After a difficult year shaped by the pandemic and economic downturn, it is clear that the post-COVID workforce will be a crucial part of the nation’s recovery. Playing a significant role in the training of the next generation of workforce will be our nation’s technical and community colleges. However, technical colleges aren’t the only ones who recognize the importance of the trades.
The RV Technical Institute supports growth of trade careers by providing world-class training for RV maintenance and repair that is focused on reducing the RV industry’s shortfall of trained RV technicians, leading to an improved consumer experience. With several ways to receive training, the RV Technical Institute ensures that both current and future members of the workforce are well-prepared for success within the RV industry. Additional benefits include 100% job placement, a steady career ladder, lifelong learning, and increased earning potential. Employees may also have the option to work remotely by choosing the mobile tech career path, which allows for greater freedom and more travel opportunities.
All of this means the RV Technical Institute is ready to help fill the gap created by a growing demand for skilled workers. Such a demand is echoed by the president of George Piedmont Technical College, Tavarez Holston, who recently discussed this issue in a guest column entitled Two-year technical colleges ready to train post-pandemic workforce. Excerpts from Holston’s op-ed are below:
The road to economic recovery can be traveled in two years or less. I stand firmly on this proclamation.

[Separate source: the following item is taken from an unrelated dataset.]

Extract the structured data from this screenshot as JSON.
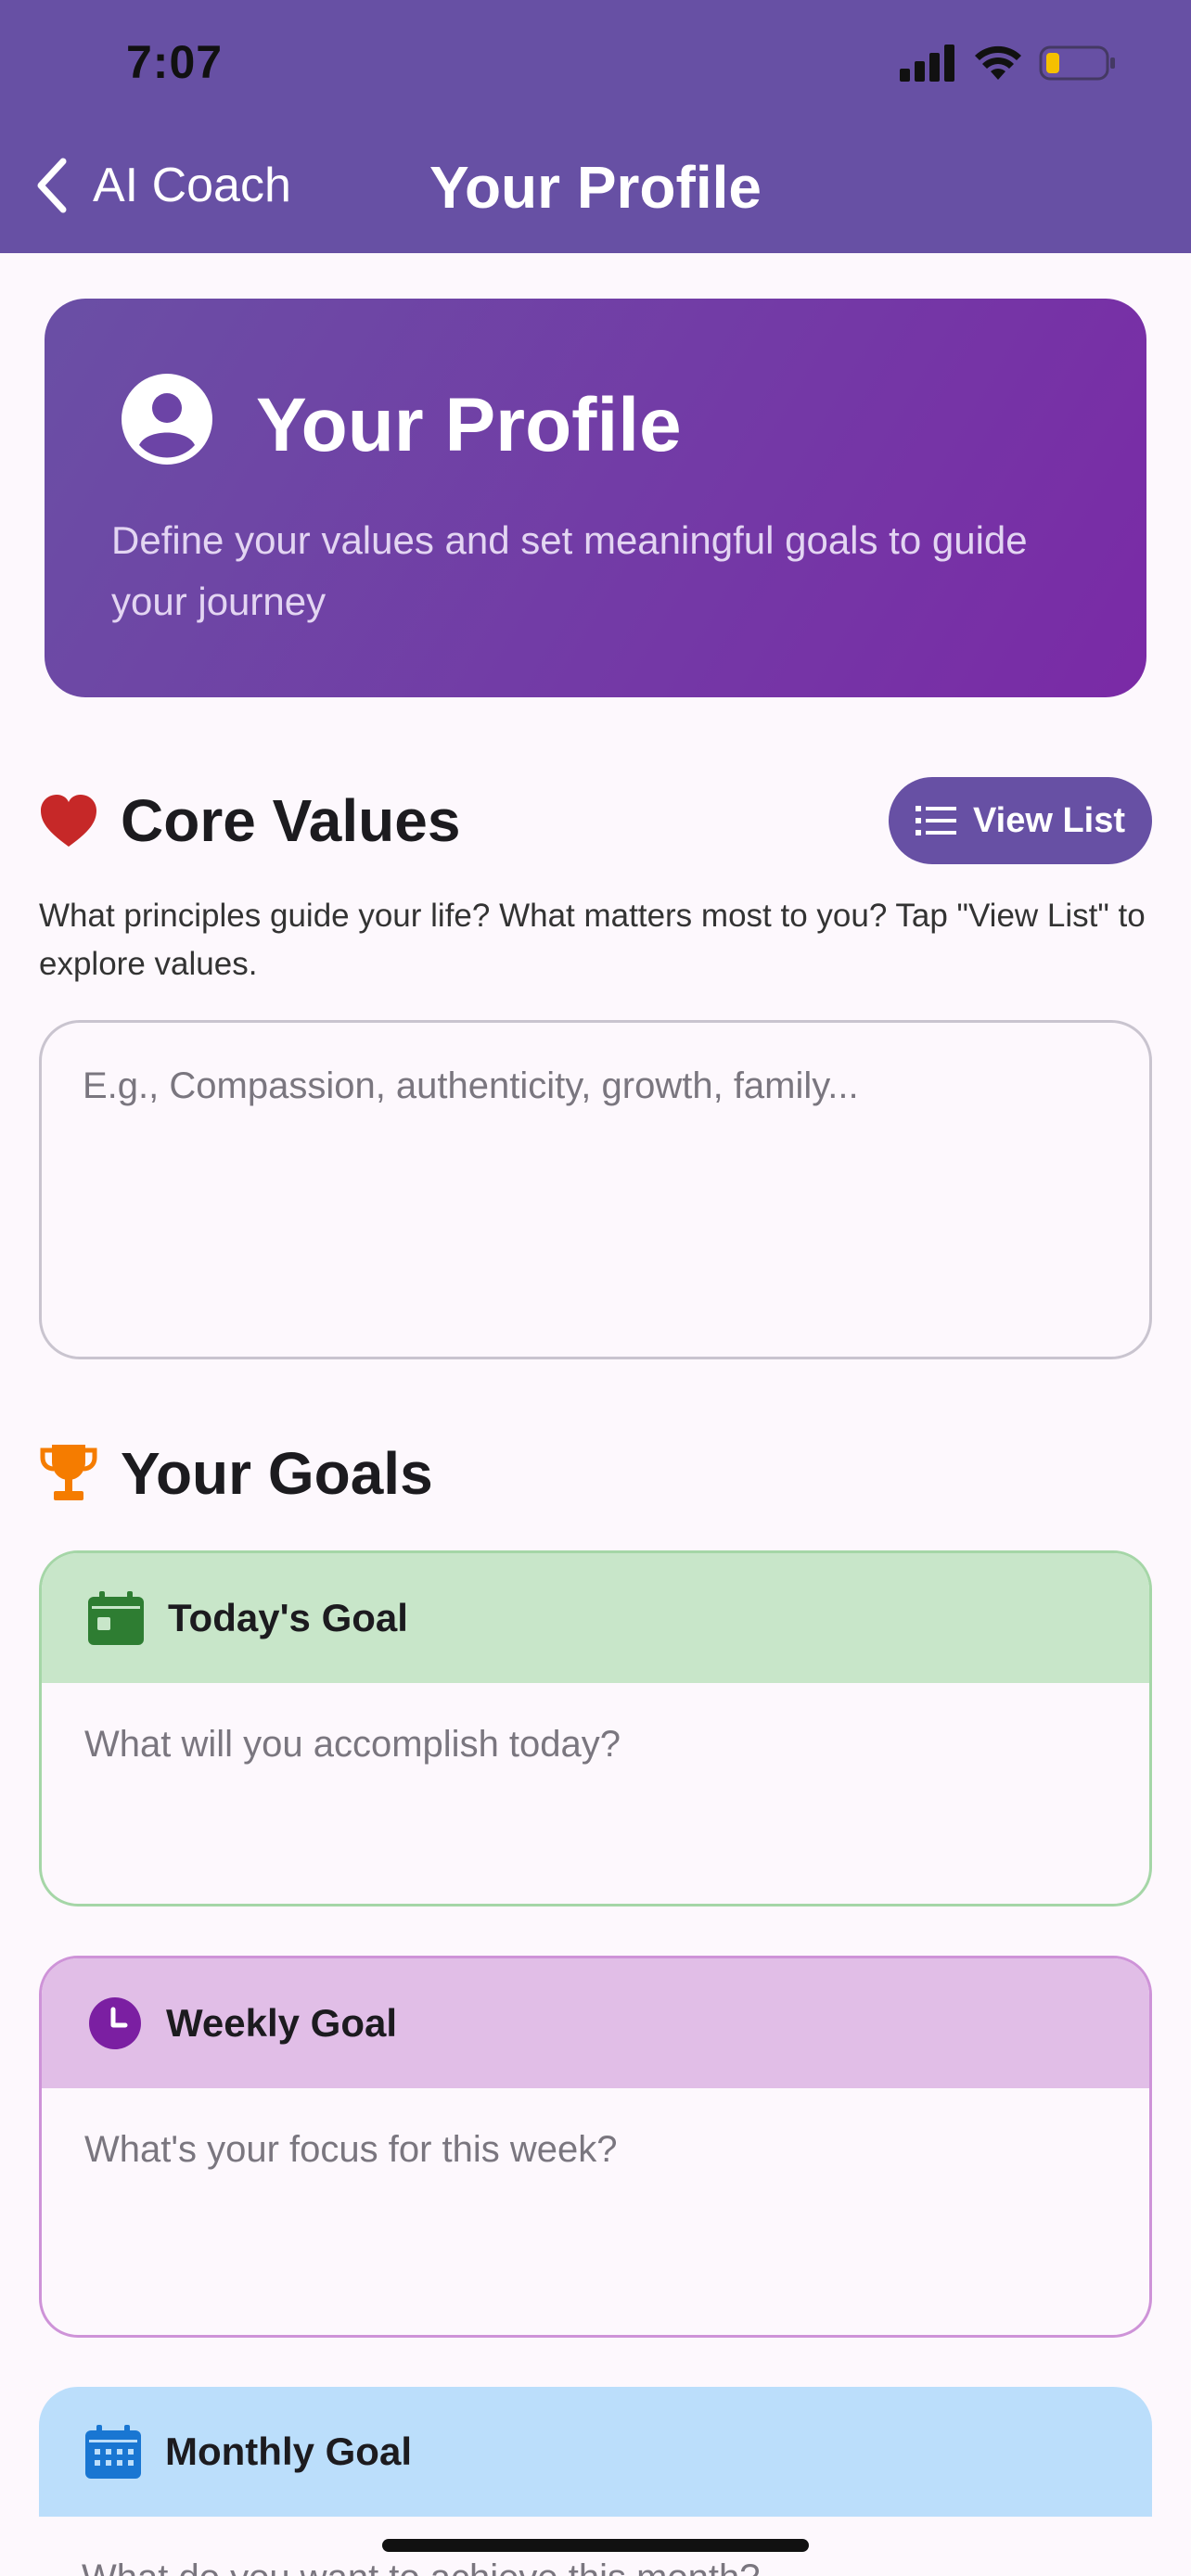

Why? I believe two-year, technical and community colleges are poised and ready to train the nation’s post-pandemic workforce.
The programs offered by the schools in the Technical College System of Georgia are reflective of the specific needs of the communities served; therefore, I am not surprised that calls from business leaders and hiring managers have not waned, even amid a global pandemic. Their collective, consistent plea remains, “We need more skilled workers.”
The skills gap continues to widen in fields from health care to advanced manufacturing as technology strengthens its hold on the world of work and thousands of Georgia’s skilled jobs go unclaimed. Headlines focus on rising unemployment rates while I sit in board rooms with hospital executives exclaiming, “Please send us all of the trained nurses that you’ve got!” We must direct people, and by the masses, to the two-year path that will get our economy moving again.
Read the entire op-ed from the Atlanta Journal-Constitution here.